There’s a line to get in. It’s not long but it’s lively. Everyone is excited for the doors to open.
It’s like this every Sunday evening at six o’clock when NWA Blue Collar Wrestling takes the stage at the Eagle’s Lodge on North Lombard. Bus 75 goes right by, within shouting distance.
For $10 you can sit a chair’s throw away from the ring. For $12 you get front row. It’s performance art of a more physical kind. A combustive mixture of wrestling, gymnastics, theatrics and flying insults.
Tonight, money is being raised for Darkness, a wrestler who broke his leg in a match two months ago.
In between matches, kids as well as adults climb into the ring for the costume contest. One little waif wears butterfly wings. One wonders what she thinks of these people flinging themselves around the ring.
In wrestling, the story is everything. Opponents need a grudge or resentment or anger issue or family problem (Cain vs Abel) that must be settled in the ring. It has to incite rage and draw people back for each ensuing episode.
“It’s real, not fake,” says one fan, dead serious. “And you can yell at the wrestlers and they can hear you. And they yell back. Most big events that doesn’t happen.”
Everyone stands for the flag as our nation’s anthem reverberates through the auditorium. Then the action starts. Halfway into the first match a wrestler drops his opponent with a clothesline. Then climbs the rope, jumps high and does a back flip, landing on his prostrate foe. My jaw drops. I have newfound respect for these Sunday gladiators, who train and practice each week to get their moves down.
By the end I was taking part, pointing and yelling along with everyone else. Gotta admit it felt great.
Tommy takes a roundhouse to the face and tumbles through the ropes onto the floor.
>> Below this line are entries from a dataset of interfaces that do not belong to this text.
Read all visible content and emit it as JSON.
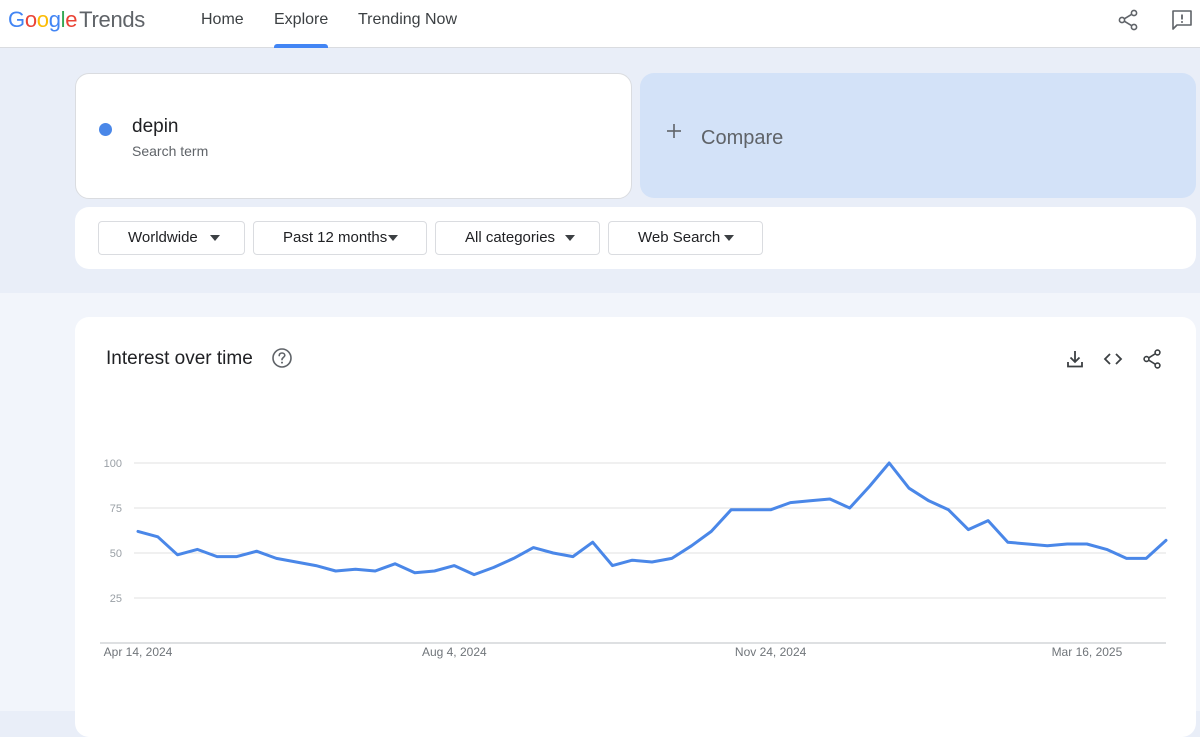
{
  "header": {
    "logo_google_letters": [
      "G",
      "o",
      "o",
      "g",
      "l",
      "e"
    ],
    "logo_google_colors": [
      "#4285f4",
      "#ea4335",
      "#fbbc05",
      "#4285f4",
      "#34a853",
      "#ea4335"
    ],
    "logo_product": "Trends",
    "nav": [
      {
        "label": "Home",
        "active": false
      },
      {
        "label": "Explore",
        "active": true
      },
      {
        "label": "Trending Now",
        "active": false
      }
    ],
    "icons": [
      "share-icon",
      "feedback-icon"
    ]
  },
  "search": {
    "term": "depin",
    "term_sub": "Search term",
    "term_color": "#4a87e8",
    "compare_label": "Compare",
    "compare_icon": "plus-icon"
  },
  "filters": [
    {
      "label": "Worldwide"
    },
    {
      "label": "Past 12 months"
    },
    {
      "label": "All categories"
    },
    {
      "label": "Web Search"
    }
  ],
  "chart_section": {
    "title": "Interest over time",
    "icons": [
      "help-icon",
      "download-icon",
      "embed-icon",
      "share-icon"
    ]
  },
  "chart_data": {
    "type": "line",
    "title": "Interest over time",
    "xlabel": "",
    "ylabel": "",
    "ylim": [
      0,
      100
    ],
    "y_ticks": [
      25,
      50,
      75,
      100
    ],
    "x_tick_labels": [
      "Apr 14, 2024",
      "Aug 4, 2024",
      "Nov 24, 2024",
      "Mar 16, 2025"
    ],
    "x_tick_index": [
      0,
      16,
      32,
      48
    ],
    "grid": true,
    "line_color": "#4a87e8",
    "series": [
      {
        "values": [
          62,
          59,
          49,
          52,
          48,
          48,
          51,
          47,
          45,
          43,
          40,
          41,
          40,
          44,
          39,
          40,
          43,
          38,
          42,
          47,
          53,
          50,
          48,
          56,
          43,
          46,
          45,
          47,
          54,
          62,
          74,
          74,
          74,
          78,
          79,
          80,
          75,
          87,
          100,
          86,
          79,
          74,
          63,
          68,
          56,
          55,
          54,
          55,
          55,
          52,
          47,
          47,
          57
        ]
      }
    ]
  }
}
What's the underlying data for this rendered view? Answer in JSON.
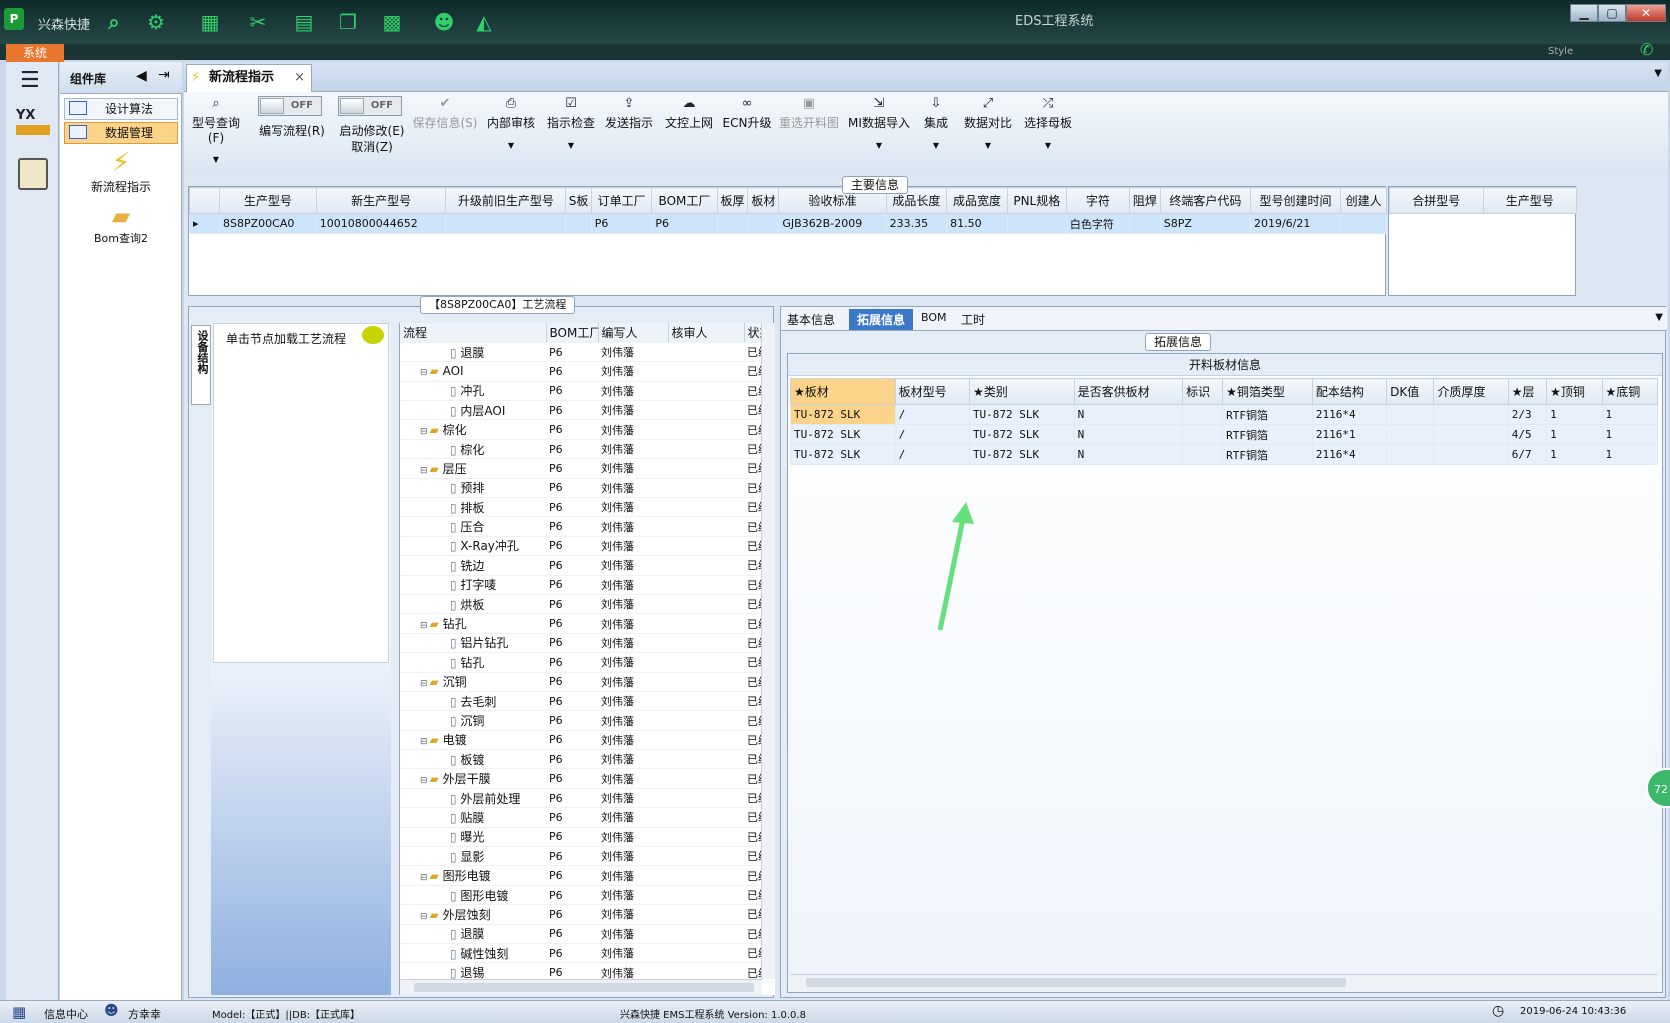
{
  "window": {
    "app_name": "兴森快捷",
    "title": "EDS工程系统",
    "system_tab": "系统",
    "style_label": "Style"
  },
  "component_library": {
    "title": "组件库",
    "items": [
      "设计算法",
      "数据管理"
    ],
    "tools": [
      "新流程指示",
      "Bom查询2"
    ]
  },
  "tab": {
    "label": "新流程指示"
  },
  "ribbon": {
    "model_query": "型号查询(F)",
    "write_flow_toggle": "OFF",
    "write_flow": "编写流程(R)",
    "start_modify_toggle": "OFF",
    "start_modify": "启动修改(E)",
    "cancel": "取消(Z)",
    "save_info": "保存信息(S)",
    "internal_review": "内部审核",
    "instruction_check": "指示检查",
    "send_instruction": "发送指示",
    "file_upload": "文控上网",
    "ecn_upgrade": "ECN升级",
    "reselect_cutting": "重选开料图",
    "mi_import": "MI数据导入",
    "integration": "集成",
    "data_compare": "数据对比",
    "select_mother": "选择母板"
  },
  "main_info": {
    "title": "主要信息",
    "columns": [
      "生产型号",
      "新生产型号",
      "升级前旧生产型号",
      "S板",
      "订单工厂",
      "BOM工厂",
      "板厚",
      "板材",
      "验收标准",
      "成品长度",
      "成品宽度",
      "PNL规格",
      "字符",
      "阻焊",
      "终端客户代码",
      "型号创建时间",
      "创建人"
    ],
    "row": [
      "8S8PZ00CA0",
      "10010800044652",
      "",
      "",
      "P6",
      "P6",
      "",
      "",
      "GJB362B-2009",
      "233.35",
      "81.50",
      "",
      "白色字符",
      "",
      "S8PZ",
      "2019/6/21",
      ""
    ],
    "side_columns": [
      "合拼型号",
      "生产型号"
    ]
  },
  "process": {
    "title": "【8S8PZ00CA0】工艺流程",
    "vertical_tab": "设备结构",
    "load_hint": "单击节点加载工艺流程",
    "columns": [
      "流程",
      "BOM工厂",
      "编写人",
      "核审人",
      "状态"
    ],
    "rows": [
      {
        "name": "退膜",
        "level": 2,
        "bom": "P6",
        "writer": "刘伟藩",
        "status": "已编写"
      },
      {
        "name": "AOI",
        "level": 1,
        "bom": "P6",
        "writer": "刘伟藩",
        "status": "已编写"
      },
      {
        "name": "冲孔",
        "level": 2,
        "bom": "P6",
        "writer": "刘伟藩",
        "status": "已编写"
      },
      {
        "name": "内层AOI",
        "level": 2,
        "bom": "P6",
        "writer": "刘伟藩",
        "status": "已编写"
      },
      {
        "name": "棕化",
        "level": 1,
        "bom": "P6",
        "writer": "刘伟藩",
        "status": "已编写"
      },
      {
        "name": "棕化",
        "level": 2,
        "bom": "P6",
        "writer": "刘伟藩",
        "status": "已编写"
      },
      {
        "name": "层压",
        "level": 1,
        "bom": "P6",
        "writer": "刘伟藩",
        "status": "已编写"
      },
      {
        "name": "预排",
        "level": 2,
        "bom": "P6",
        "writer": "刘伟藩",
        "status": "已编写"
      },
      {
        "name": "排板",
        "level": 2,
        "bom": "P6",
        "writer": "刘伟藩",
        "status": "已编写"
      },
      {
        "name": "压合",
        "level": 2,
        "bom": "P6",
        "writer": "刘伟藩",
        "status": "已编写"
      },
      {
        "name": "X-Ray冲孔",
        "level": 2,
        "bom": "P6",
        "writer": "刘伟藩",
        "status": "已编写"
      },
      {
        "name": "铣边",
        "level": 2,
        "bom": "P6",
        "writer": "刘伟藩",
        "status": "已编写"
      },
      {
        "name": "打字唛",
        "level": 2,
        "bom": "P6",
        "writer": "刘伟藩",
        "status": "已编写"
      },
      {
        "name": "烘板",
        "level": 2,
        "bom": "P6",
        "writer": "刘伟藩",
        "status": "已编写"
      },
      {
        "name": "钻孔",
        "level": 1,
        "bom": "P6",
        "writer": "刘伟藩",
        "status": "已编写"
      },
      {
        "name": "铝片钻孔",
        "level": 2,
        "bom": "P6",
        "writer": "刘伟藩",
        "status": "已编写"
      },
      {
        "name": "钻孔",
        "level": 2,
        "bom": "P6",
        "writer": "刘伟藩",
        "status": "已编写"
      },
      {
        "name": "沉铜",
        "level": 1,
        "bom": "P6",
        "writer": "刘伟藩",
        "status": "已编写"
      },
      {
        "name": "去毛刺",
        "level": 2,
        "bom": "P6",
        "writer": "刘伟藩",
        "status": "已编写"
      },
      {
        "name": "沉铜",
        "level": 2,
        "bom": "P6",
        "writer": "刘伟藩",
        "status": "已编写"
      },
      {
        "name": "电镀",
        "level": 1,
        "bom": "P6",
        "writer": "刘伟藩",
        "status": "已编写"
      },
      {
        "name": "板镀",
        "level": 2,
        "bom": "P6",
        "writer": "刘伟藩",
        "status": "已编写"
      },
      {
        "name": "外层干膜",
        "level": 1,
        "bom": "P6",
        "writer": "刘伟藩",
        "status": "已编写"
      },
      {
        "name": "外层前处理",
        "level": 2,
        "bom": "P6",
        "writer": "刘伟藩",
        "status": "已编写"
      },
      {
        "name": "贴膜",
        "level": 2,
        "bom": "P6",
        "writer": "刘伟藩",
        "status": "已编写"
      },
      {
        "name": "曝光",
        "level": 2,
        "bom": "P6",
        "writer": "刘伟藩",
        "status": "已编写"
      },
      {
        "name": "显影",
        "level": 2,
        "bom": "P6",
        "writer": "刘伟藩",
        "status": "已编写"
      },
      {
        "name": "图形电镀",
        "level": 1,
        "bom": "P6",
        "writer": "刘伟藩",
        "status": "已编写"
      },
      {
        "name": "图形电镀",
        "level": 2,
        "bom": "P6",
        "writer": "刘伟藩",
        "status": "已编写"
      },
      {
        "name": "外层蚀刻",
        "level": 1,
        "bom": "P6",
        "writer": "刘伟藩",
        "status": "已编写"
      },
      {
        "name": "退膜",
        "level": 2,
        "bom": "P6",
        "writer": "刘伟藩",
        "status": "已编写"
      },
      {
        "name": "碱性蚀刻",
        "level": 2,
        "bom": "P6",
        "writer": "刘伟藩",
        "status": "已编写"
      },
      {
        "name": "退锡",
        "level": 2,
        "bom": "P6",
        "writer": "刘伟藩",
        "status": "已编写"
      }
    ]
  },
  "detail_tabs": [
    "基本信息",
    "拓展信息",
    "BOM",
    "工时"
  ],
  "extended": {
    "title": "拓展信息",
    "sub_title": "开料板材信息",
    "columns": [
      "★板材",
      "板材型号",
      "★类别",
      "是否客供板材",
      "标识",
      "★铜箔类型",
      "配本结构",
      "DK值",
      "介质厚度",
      "★层",
      "★顶铜",
      "★底铜"
    ],
    "rows": [
      [
        "TU-872 SLK",
        "/",
        "TU-872 SLK",
        "N",
        "",
        "RTF铜箔",
        "2116*4",
        "",
        "",
        "2/3",
        "1",
        "1"
      ],
      [
        "TU-872 SLK",
        "/",
        "TU-872 SLK",
        "N",
        "",
        "RTF铜箔",
        "2116*1",
        "",
        "",
        "4/5",
        "1",
        "1"
      ],
      [
        "TU-872 SLK",
        "/",
        "TU-872 SLK",
        "N",
        "",
        "RTF铜箔",
        "2116*4",
        "",
        "",
        "6/7",
        "1",
        "1"
      ]
    ]
  },
  "float_badge": "72",
  "status": {
    "info_center": "信息中心",
    "user": "方幸幸",
    "model_db": "Model:【正式】||DB:【正式库】",
    "version": "兴森快捷 EMS工程系统 Version: 1.0.0.8",
    "datetime": "2019-06-24 10:43:36"
  },
  "colors": {
    "accent_orange": "#e8762e",
    "selection": "#cde4fb",
    "highlight": "#fbd48a",
    "arrow_green": "#66e07a"
  }
}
An older man and woman sitting close by stand and let him have it. The woman has torn the bottom off her popcorn cup, which she uses as a megaphone. “You suck, Tommy! You suck!” she reiterates over and over.
Behind the curtain, bitter foes in the ring hang out as friends and talk about their matches. Tex, a longtime wrestler and event manager, is on stage almost every week. His story has just taken a turn. “I went bad tonight. I haven’t been bad in ten years,” he says, grinning.
One of the losing wrestlers won’t leave. He struts around outside the ring and then jumps back in. He comes up behind the ref and clocks him, knocking him to the canvas, out cold. He then takes down his opponent and raises the championship belt. The crowd boos and stomps. I among them.
When I first saw Blue Collar Wrestling, I smugly laughed at the crowd, the wrestlers and the whole cartoonish spectacle. By the end I was taking part, pointing and yelling along with everyone else. Gotta admit it felt great.